There are letters. Latin I think. And numbers. Must be roman numerals. I try to read them. I try to count them but they are like hieroglyphics, an ancient language I don’t understand. He must know the secret to decoding the letters and numbers. There must be an explanation in his book of magic. He hovers over the book at the altar, raising his arms as he casts his spell on hundreds of us kneeling before him. He is blessing me. This is a blessing. I am being blessed. I am blessed. I eat. I drink. I kneel. I sing. I pray. I become one of them.
The pews are covered in a thick waxy coating. When we are standing, I scratch the coating off the pew in front of me with my fingernail. It makes lines like rivers, like veins in an autumn leaf. After the wax gathers under my fingernail, I scrape it out and start again. I don’t try to sign the pew with my initials like you would carve into a tree or draw a picture on the pew like you would draw with chalk on the sidewalk. I just scrape the waxy coating for no particular reason. I like the design n the wood, the lines and the circles and the life beneath the surface. I like the fact that I can touch the pew, feel the wax and feel the wood.
The space around me is so big, so thick with chanting, with music, with prayer. I know there are people around me but I don’t really see them. I’m not allowed to touch them or talk to them except for one brief moment mid-mass when the priest says:
Peace be with you. Now offer your brothers and sisters the sign of peace.
And we all turn and shake hands. And this terrifies me. I know when it’s coming. I know the whole mass by heart and I have to reach out and touch all the strangers around me and my palms are sweaty and I don’t know how I will shake everyone’s hand in the short time allotted to shake hands and there are some hands that I don’t want to shake but I shake them anyway because this is the prayer and this is the practice.
I feel a little bit warmer, a little bit more relaxed, and I settle back into myself and wait for the people around me to slowly fade away again, to drift away from me, leaving me alone in the empty pew, the big church, with nothing but my fingernail and the waxy coating that I scrape off the back of the pew.
It’s time to receive communion. We filter out of the pews and into the aisles. We walk quietly and orderly. The walking feels good. It makes me sleepy to sit so long. I follow slowly behind the people in front to me. I take my steps carefully because I don’t want to make a mistake. I count the people between me and the altar.
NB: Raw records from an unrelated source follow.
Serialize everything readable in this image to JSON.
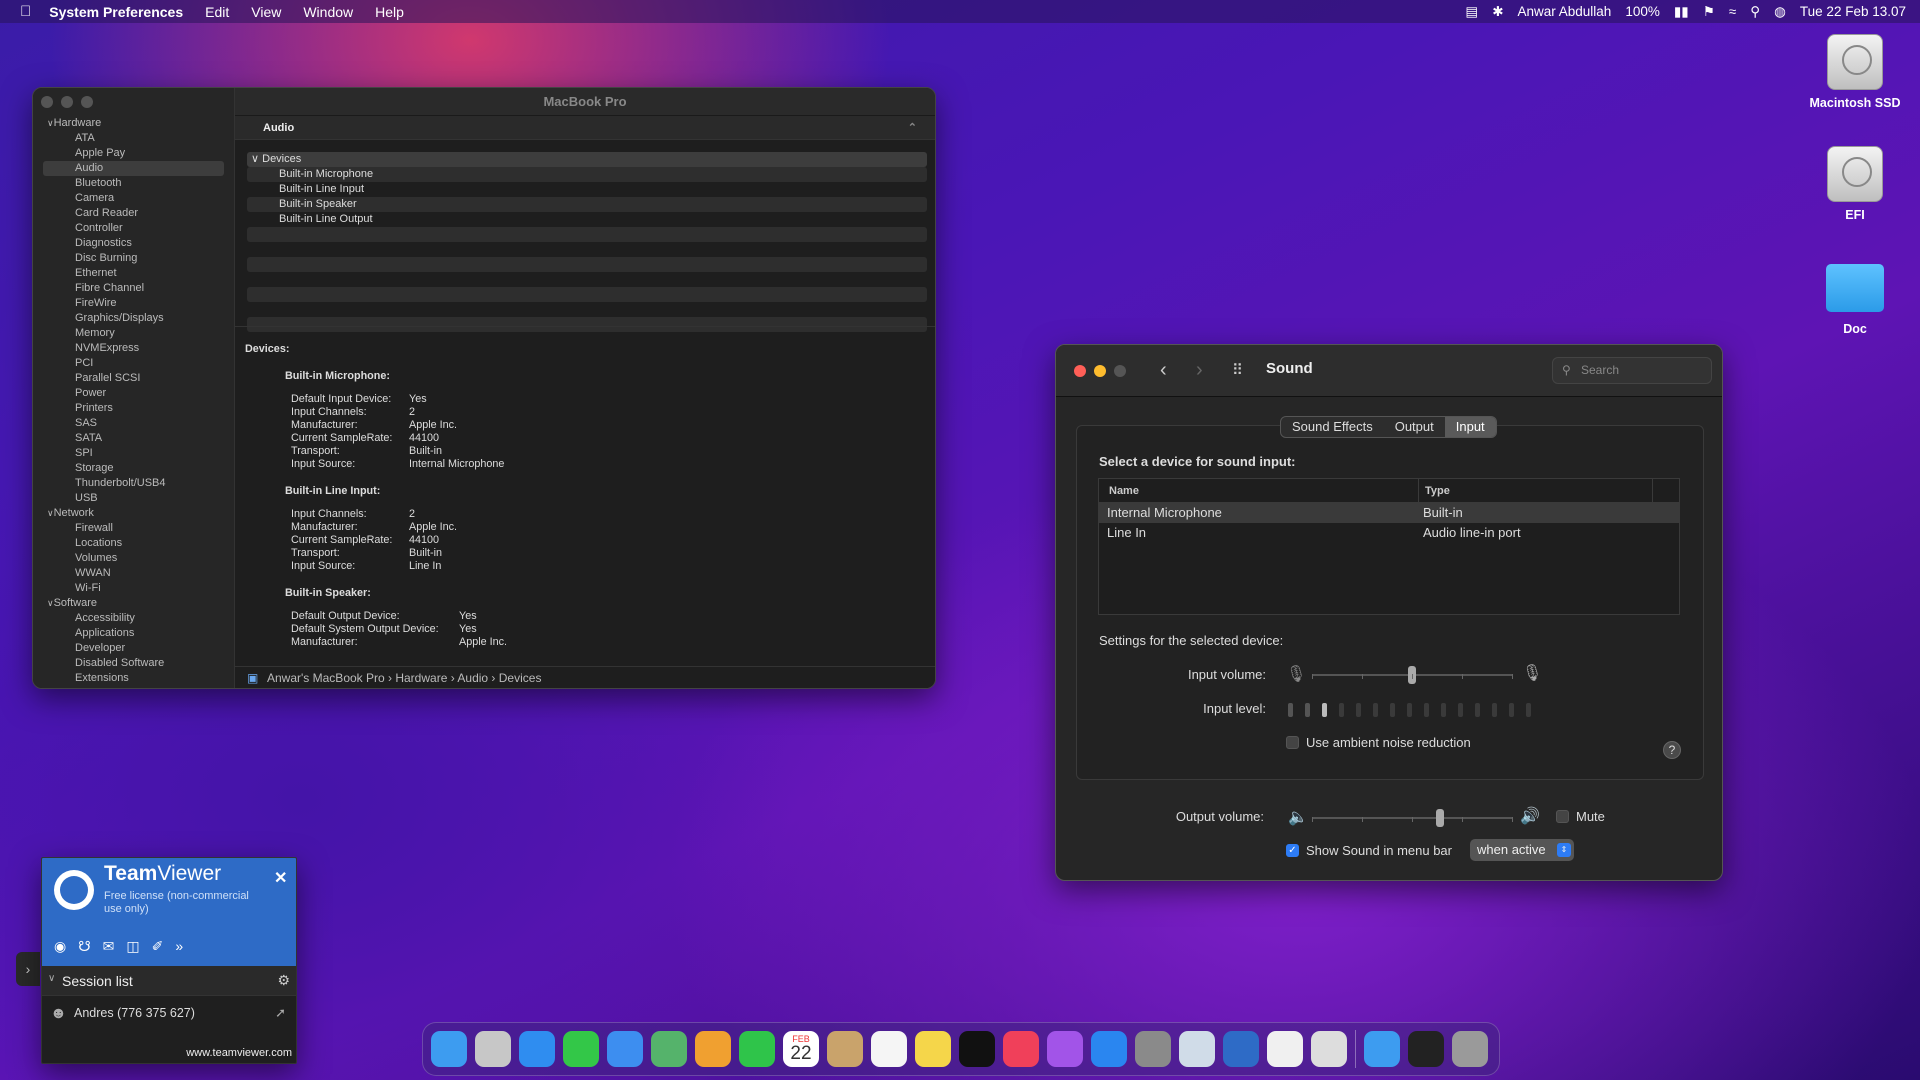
{
  "menubar": {
    "app": "System Preferences",
    "items": [
      "Edit",
      "View",
      "Window",
      "Help"
    ],
    "user": "Anwar Abdullah",
    "battery": "100%",
    "datetime": "Tue 22 Feb 13.07",
    "apple_icon": "apple-icon"
  },
  "desktop": {
    "icons": [
      {
        "label": "Macintosh SSD"
      },
      {
        "label": "EFI"
      },
      {
        "label": "Doc"
      }
    ]
  },
  "sysinfo": {
    "title": "MacBook Pro",
    "section_header": "Audio",
    "sidebar": [
      {
        "group": "Hardware",
        "items": [
          "ATA",
          "Apple Pay",
          "Audio",
          "Bluetooth",
          "Camera",
          "Card Reader",
          "Controller",
          "Diagnostics",
          "Disc Burning",
          "Ethernet",
          "Fibre Channel",
          "FireWire",
          "Graphics/Displays",
          "Memory",
          "NVMExpress",
          "PCI",
          "Parallel SCSI",
          "Power",
          "Printers",
          "SAS",
          "SATA",
          "SPI",
          "Storage",
          "Thunderbolt/USB4",
          "USB"
        ]
      },
      {
        "group": "Network",
        "items": [
          "Firewall",
          "Locations",
          "Volumes",
          "WWAN",
          "Wi-Fi"
        ]
      },
      {
        "group": "Software",
        "items": [
          "Accessibility",
          "Applications",
          "Developer",
          "Disabled Software",
          "Extensions"
        ]
      }
    ],
    "selected": "Audio",
    "list": {
      "group": "Devices",
      "items": [
        "Built-in Microphone",
        "Built-in Line Input",
        "Built-in Speaker",
        "Built-in Line Output"
      ]
    },
    "detail": {
      "heading": "Devices:",
      "sections": [
        {
          "title": "Built-in Microphone:",
          "rows": [
            [
              "Default Input Device:",
              "Yes"
            ],
            [
              "Input Channels:",
              "2"
            ],
            [
              "Manufacturer:",
              "Apple Inc."
            ],
            [
              "Current SampleRate:",
              "44100"
            ],
            [
              "Transport:",
              "Built-in"
            ],
            [
              "Input Source:",
              "Internal Microphone"
            ]
          ]
        },
        {
          "title": "Built-in Line Input:",
          "rows": [
            [
              "Input Channels:",
              "2"
            ],
            [
              "Manufacturer:",
              "Apple Inc."
            ],
            [
              "Current SampleRate:",
              "44100"
            ],
            [
              "Transport:",
              "Built-in"
            ],
            [
              "Input Source:",
              "Line In"
            ]
          ]
        },
        {
          "title": "Built-in Speaker:",
          "rows": [
            [
              "Default Output Device:",
              "Yes"
            ],
            [
              "Default System Output Device:",
              "Yes"
            ],
            [
              "Manufacturer:",
              "Apple Inc."
            ]
          ]
        }
      ]
    },
    "path": [
      "Anwar's MacBook Pro",
      "Hardware",
      "Audio",
      "Devices"
    ]
  },
  "sound": {
    "title": "Sound",
    "search_placeholder": "Search",
    "tabs": [
      "Sound Effects",
      "Output",
      "Input"
    ],
    "active_tab": "Input",
    "select_label": "Select a device for sound input:",
    "columns": [
      "Name",
      "Type"
    ],
    "devices": [
      {
        "name": "Internal Microphone",
        "type": "Built-in"
      },
      {
        "name": "Line In",
        "type": "Audio line-in port"
      }
    ],
    "settings_label": "Settings for the selected device:",
    "input_volume_label": "Input volume:",
    "input_volume": 0.5,
    "input_level_label": "Input level:",
    "input_level_active": 3,
    "input_level_total": 15,
    "ambient_label": "Use ambient noise reduction",
    "ambient_checked": false,
    "help": "?",
    "output_volume_label": "Output volume:",
    "output_volume": 0.64,
    "mute_label": "Mute",
    "menubar_label": "Show Sound in menu bar",
    "menubar_checked": true,
    "menubar_option": "when active"
  },
  "teamviewer": {
    "brand_a": "Team",
    "brand_b": "Viewer",
    "license": "Free license (non-commercial use only)",
    "session_list": "Session list",
    "contact": "Andres (776 375 627)",
    "url": "www.teamviewer.com"
  },
  "dock": {
    "apps": [
      "Finder",
      "Launchpad",
      "Safari",
      "Messages",
      "Mail",
      "Maps",
      "Photos",
      "FaceTime",
      "Calendar",
      "Contacts",
      "Reminders",
      "Notes",
      "TV",
      "Music",
      "Podcasts",
      "App Store",
      "System Preferences",
      "Preview",
      "TeamViewer",
      "TextEdit",
      "Printer",
      "Downloads",
      "Terminal",
      "Trash"
    ],
    "calendar_month": "FEB",
    "calendar_day": "22",
    "colors": [
      "#3d9cf0",
      "#c7c7c7",
      "#2f8df0",
      "#33c748",
      "#3d8ef0",
      "#55b36b",
      "#f0a030",
      "#2fc44a",
      "#ffffff",
      "#c9a36b",
      "#f5f5f5",
      "#f5d64a",
      "#111111",
      "#f0405a",
      "#a254e8",
      "#2a86f0",
      "#8a8a8a",
      "#d0dce8",
      "#2e6bc6",
      "#f0f0f0",
      "#dddddd",
      "#3d9cf0",
      "#222222",
      "#9a9a9a"
    ]
  }
}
I am standing beneath him. He is tall. I am short. My hands are locked in the mudra I was taught, right hand cupped beneath the left hand. I raise my hands. He holds a circle of bread before me. We lock eyes and he says, “Body of Christ.” Everything seems to drop away. He is floating. I am floating. The bread slowly descends into my palm. I reach with my right hand into my left palm, take the bread and put it into my mouth. I am walking back to the pew, hands in prayer pose, but I can’t feel my hands, I can’t feel my feet, I can’t feel the walking. I can only feel the bread on my tongue and the way that it absorbs all the moisture in my mouth like a sponge, leaving my tongue dry and sticky. For a long time, I can feel nothing but my mouth and the bread dissolving on my tongue and I try to make it last as long as possible. It breaks into pieces and I savor each crumb until the last little bit has disappeared and even then I can still taste it as if it’s there, as if it never left my mouth.